These three terms refer to groups of foods which may help your gut microbiome to stay healthy.

Prebiotics are not digestible by humans, but they can be fermented and broken down by your gut bacteria, which are then able to extract their valuable nutrients. Prebiotics include vegetables. like Jerusalem artichoke, tigernuts, asparagus, onions and garlic. Think of prebiotics as a little care package which reaches your gut bacteria intact and provides them with a nourishing meal.

Probiotics are foods which contain live bacteria. The idea is that these beneficial bacteria reach your gut and either increase the population of 'good' bacteria, or add another type of useful bacteria into the mix. Examples of probiotics include live yoghurt, sauerkraut, pickles and tempeh.

Want more ideas on which prebiotic and probiotic foods to add to your diet? Head over to our article on prebiotic and probiotic foods.

Meanwhile, 'psychobiotics' refers to live bacteria which, when eaten, are thought to have a positive impact on your mental health. However, it's important to note that research on psychobiotics is in its very early days. Psychobiotics don't (yet) constitute their own group of foods, but rather it's thought that some bacteria found in prebiotics and probiotics may act as psychobiotics. → View Related Products

Related reading

Tigernut health benefits on the gut

All about Jerusalem artichoke


risotto with almonds

Gut health disorders and mental health disorders

Researchers have also observed links between gut disorders and mental health problems.

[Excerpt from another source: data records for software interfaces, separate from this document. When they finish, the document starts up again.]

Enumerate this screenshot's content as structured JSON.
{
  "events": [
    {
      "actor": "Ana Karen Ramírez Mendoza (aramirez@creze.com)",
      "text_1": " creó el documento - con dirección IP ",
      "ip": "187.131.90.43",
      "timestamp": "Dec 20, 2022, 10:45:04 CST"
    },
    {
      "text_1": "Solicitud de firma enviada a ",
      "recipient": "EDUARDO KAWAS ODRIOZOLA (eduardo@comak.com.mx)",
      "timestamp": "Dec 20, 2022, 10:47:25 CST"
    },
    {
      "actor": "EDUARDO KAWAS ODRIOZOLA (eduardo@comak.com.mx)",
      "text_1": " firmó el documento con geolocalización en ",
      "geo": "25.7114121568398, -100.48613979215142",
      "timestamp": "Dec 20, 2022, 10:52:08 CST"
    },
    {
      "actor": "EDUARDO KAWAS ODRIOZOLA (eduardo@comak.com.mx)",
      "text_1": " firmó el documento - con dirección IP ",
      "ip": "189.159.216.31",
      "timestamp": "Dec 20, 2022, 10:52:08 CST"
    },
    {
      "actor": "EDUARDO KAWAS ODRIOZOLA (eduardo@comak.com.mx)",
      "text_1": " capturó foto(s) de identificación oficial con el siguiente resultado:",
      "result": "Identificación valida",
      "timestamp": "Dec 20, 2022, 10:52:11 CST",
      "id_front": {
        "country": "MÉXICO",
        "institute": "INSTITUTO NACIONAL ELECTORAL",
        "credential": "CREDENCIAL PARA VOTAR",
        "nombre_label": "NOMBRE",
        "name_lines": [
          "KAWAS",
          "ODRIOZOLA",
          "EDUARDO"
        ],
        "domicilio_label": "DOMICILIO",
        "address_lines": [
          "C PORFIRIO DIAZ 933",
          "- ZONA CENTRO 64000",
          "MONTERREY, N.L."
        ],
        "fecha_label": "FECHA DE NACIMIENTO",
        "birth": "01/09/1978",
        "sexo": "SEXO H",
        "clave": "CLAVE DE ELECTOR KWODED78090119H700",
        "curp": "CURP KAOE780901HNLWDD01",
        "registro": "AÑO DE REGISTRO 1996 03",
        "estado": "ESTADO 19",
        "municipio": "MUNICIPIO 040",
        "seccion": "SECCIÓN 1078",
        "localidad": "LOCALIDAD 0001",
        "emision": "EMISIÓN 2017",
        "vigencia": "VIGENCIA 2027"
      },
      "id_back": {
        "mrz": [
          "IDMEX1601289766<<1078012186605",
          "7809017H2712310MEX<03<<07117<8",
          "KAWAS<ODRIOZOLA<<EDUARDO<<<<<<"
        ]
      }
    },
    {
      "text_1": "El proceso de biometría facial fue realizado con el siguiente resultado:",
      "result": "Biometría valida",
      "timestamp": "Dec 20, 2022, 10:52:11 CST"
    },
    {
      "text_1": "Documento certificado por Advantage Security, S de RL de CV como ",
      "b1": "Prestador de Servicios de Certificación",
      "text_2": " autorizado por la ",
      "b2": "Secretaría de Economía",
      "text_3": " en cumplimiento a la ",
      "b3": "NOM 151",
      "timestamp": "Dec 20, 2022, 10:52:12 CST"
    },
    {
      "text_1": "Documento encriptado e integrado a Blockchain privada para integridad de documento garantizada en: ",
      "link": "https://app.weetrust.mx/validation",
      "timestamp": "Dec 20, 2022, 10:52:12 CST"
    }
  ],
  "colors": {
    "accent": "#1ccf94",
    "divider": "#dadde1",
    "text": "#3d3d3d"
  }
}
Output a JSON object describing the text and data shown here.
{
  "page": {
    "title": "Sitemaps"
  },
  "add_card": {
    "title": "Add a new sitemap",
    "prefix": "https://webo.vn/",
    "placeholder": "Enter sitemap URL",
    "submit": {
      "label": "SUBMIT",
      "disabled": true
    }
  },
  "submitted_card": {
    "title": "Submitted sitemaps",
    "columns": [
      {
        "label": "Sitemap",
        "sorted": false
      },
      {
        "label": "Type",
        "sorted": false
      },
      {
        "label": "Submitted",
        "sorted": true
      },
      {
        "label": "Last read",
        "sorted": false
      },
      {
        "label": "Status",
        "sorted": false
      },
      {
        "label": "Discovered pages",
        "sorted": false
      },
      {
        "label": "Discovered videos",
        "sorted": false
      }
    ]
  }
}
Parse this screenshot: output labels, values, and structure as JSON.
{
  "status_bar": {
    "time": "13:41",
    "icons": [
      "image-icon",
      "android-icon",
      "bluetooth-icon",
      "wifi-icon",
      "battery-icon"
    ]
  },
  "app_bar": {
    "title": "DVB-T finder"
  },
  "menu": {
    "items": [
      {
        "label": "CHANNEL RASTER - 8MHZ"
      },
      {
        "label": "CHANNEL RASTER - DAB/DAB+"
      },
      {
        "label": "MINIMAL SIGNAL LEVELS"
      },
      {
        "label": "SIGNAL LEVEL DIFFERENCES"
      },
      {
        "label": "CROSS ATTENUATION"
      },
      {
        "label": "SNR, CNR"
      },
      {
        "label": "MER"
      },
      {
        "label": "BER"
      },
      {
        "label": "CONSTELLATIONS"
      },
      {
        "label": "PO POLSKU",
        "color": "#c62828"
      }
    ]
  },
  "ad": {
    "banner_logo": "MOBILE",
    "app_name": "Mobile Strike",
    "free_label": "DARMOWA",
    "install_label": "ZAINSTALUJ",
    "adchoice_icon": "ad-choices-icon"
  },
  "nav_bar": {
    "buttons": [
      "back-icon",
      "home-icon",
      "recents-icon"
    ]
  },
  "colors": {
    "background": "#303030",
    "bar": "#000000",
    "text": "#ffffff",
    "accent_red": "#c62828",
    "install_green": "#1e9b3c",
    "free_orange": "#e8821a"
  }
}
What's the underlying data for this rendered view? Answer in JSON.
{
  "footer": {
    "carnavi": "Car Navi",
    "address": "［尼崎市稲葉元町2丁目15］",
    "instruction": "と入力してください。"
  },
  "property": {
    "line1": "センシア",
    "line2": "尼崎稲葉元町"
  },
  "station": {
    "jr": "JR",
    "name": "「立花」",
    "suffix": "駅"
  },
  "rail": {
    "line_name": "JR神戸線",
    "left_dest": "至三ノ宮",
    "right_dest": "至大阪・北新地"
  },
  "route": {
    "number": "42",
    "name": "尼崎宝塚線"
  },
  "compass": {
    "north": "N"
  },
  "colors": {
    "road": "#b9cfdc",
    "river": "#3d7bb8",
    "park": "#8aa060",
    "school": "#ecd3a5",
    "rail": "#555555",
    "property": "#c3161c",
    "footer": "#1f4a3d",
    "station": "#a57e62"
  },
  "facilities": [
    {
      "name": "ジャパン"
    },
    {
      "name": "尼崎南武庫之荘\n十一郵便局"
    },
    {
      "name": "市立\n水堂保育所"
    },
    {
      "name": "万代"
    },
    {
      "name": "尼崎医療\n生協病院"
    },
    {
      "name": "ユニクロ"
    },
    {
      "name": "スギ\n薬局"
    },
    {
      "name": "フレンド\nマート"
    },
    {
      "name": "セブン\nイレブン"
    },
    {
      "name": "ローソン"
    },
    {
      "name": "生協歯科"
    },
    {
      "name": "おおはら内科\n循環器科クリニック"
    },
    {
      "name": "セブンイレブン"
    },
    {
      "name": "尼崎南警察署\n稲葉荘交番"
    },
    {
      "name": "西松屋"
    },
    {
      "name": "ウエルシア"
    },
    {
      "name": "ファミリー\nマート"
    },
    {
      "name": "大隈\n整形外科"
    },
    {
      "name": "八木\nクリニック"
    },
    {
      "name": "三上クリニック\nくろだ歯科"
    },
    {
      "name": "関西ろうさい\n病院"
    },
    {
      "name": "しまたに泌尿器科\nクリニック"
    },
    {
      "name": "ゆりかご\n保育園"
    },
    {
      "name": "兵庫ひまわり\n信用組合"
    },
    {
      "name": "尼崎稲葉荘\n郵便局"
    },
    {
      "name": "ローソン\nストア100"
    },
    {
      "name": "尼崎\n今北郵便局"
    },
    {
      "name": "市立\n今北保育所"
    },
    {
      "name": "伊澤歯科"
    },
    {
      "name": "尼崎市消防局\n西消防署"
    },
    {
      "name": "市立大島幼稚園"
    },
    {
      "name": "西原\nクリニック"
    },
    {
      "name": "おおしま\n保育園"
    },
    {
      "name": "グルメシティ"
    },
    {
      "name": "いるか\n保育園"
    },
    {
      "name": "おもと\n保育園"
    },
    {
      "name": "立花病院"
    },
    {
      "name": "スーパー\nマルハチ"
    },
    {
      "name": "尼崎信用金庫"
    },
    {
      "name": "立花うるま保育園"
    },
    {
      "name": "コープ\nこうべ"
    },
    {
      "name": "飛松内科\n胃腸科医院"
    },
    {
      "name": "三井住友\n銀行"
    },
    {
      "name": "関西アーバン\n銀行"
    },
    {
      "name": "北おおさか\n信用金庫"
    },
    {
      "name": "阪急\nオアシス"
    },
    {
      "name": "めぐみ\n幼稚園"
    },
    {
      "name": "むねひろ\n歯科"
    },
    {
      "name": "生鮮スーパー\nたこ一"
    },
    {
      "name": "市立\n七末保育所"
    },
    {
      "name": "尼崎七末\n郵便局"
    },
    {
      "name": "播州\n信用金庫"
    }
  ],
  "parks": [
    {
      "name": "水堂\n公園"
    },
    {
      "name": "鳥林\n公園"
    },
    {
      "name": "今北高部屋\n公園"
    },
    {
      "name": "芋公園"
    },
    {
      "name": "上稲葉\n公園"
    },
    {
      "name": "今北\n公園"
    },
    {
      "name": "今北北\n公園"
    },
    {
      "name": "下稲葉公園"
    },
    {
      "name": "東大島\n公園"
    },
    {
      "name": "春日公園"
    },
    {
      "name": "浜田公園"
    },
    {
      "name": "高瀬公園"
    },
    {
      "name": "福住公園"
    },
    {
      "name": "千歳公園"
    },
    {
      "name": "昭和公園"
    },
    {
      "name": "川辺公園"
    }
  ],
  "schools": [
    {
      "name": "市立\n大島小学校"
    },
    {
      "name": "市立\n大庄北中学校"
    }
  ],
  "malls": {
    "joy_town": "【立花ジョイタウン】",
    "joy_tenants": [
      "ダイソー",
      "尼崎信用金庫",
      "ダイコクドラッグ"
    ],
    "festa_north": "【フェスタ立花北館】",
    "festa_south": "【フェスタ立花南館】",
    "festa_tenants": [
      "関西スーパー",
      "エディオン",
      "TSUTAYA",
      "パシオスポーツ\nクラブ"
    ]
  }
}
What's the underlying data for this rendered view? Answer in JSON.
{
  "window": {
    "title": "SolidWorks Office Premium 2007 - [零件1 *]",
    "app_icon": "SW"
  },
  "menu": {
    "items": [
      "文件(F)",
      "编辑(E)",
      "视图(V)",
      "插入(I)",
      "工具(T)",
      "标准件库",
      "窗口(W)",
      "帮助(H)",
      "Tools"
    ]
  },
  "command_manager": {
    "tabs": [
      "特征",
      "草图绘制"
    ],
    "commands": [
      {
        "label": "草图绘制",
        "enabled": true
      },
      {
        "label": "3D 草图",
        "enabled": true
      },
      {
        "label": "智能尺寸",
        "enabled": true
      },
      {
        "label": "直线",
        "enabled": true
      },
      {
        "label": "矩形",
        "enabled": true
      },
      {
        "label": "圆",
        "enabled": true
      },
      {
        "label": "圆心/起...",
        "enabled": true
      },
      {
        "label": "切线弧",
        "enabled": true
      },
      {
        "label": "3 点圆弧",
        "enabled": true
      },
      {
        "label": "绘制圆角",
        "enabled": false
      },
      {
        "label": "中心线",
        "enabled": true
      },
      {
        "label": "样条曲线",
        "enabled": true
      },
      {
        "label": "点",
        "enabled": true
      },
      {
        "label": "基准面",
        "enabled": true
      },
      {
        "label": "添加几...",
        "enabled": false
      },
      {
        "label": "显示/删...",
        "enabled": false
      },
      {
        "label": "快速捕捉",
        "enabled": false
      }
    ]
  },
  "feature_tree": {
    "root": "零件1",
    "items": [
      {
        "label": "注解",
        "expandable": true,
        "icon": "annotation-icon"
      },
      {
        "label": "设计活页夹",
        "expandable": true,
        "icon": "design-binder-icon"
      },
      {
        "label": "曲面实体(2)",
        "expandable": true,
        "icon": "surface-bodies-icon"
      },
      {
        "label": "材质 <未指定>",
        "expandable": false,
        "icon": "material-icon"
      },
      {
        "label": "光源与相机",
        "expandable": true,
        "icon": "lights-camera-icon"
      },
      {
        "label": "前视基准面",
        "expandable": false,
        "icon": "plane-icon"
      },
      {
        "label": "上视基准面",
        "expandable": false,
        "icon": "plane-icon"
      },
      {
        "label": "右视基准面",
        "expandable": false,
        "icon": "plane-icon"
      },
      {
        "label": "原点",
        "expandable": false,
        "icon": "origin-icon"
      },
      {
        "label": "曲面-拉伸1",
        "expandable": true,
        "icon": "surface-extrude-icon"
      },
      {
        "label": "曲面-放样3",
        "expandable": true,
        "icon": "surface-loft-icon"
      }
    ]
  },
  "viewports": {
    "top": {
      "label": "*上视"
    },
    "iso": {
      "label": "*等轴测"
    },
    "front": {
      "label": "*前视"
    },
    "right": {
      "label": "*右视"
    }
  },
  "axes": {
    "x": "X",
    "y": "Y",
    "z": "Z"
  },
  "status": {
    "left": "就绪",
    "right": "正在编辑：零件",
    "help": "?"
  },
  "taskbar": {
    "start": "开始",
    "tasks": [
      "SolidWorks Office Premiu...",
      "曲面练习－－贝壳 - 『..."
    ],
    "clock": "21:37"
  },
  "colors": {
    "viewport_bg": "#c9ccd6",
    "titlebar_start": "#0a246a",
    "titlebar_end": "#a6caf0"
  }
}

For example, more than a third of people suffering from Irritable Bowel Syndrome (IBS) also struggle with depression.(3) Another study looked at patients suffering from gastrointestinal disorders who were later referred to psychiatrists. More of these patients were diagnosed with psychotic disorders than patients who were referred directly to psychiatrists.(4)

Moreover, 36.5% of patients who have functional gastrointestinal disorders such as functional dyspepsia also have psychiatric disorders. These are often connected to panic or anxiety.(5)

Finally, 60% of patients suffering from acute, consistent constipation also exhibited mental or spectrum disorders.

In some cases, it could be that the symptoms of a gut disorder such as IBS may cause a depression or anxiety response as they can be distressing and disruptive to normal life. However, it's also possible that there may be a more causal link between gut health disorders and mental health issues.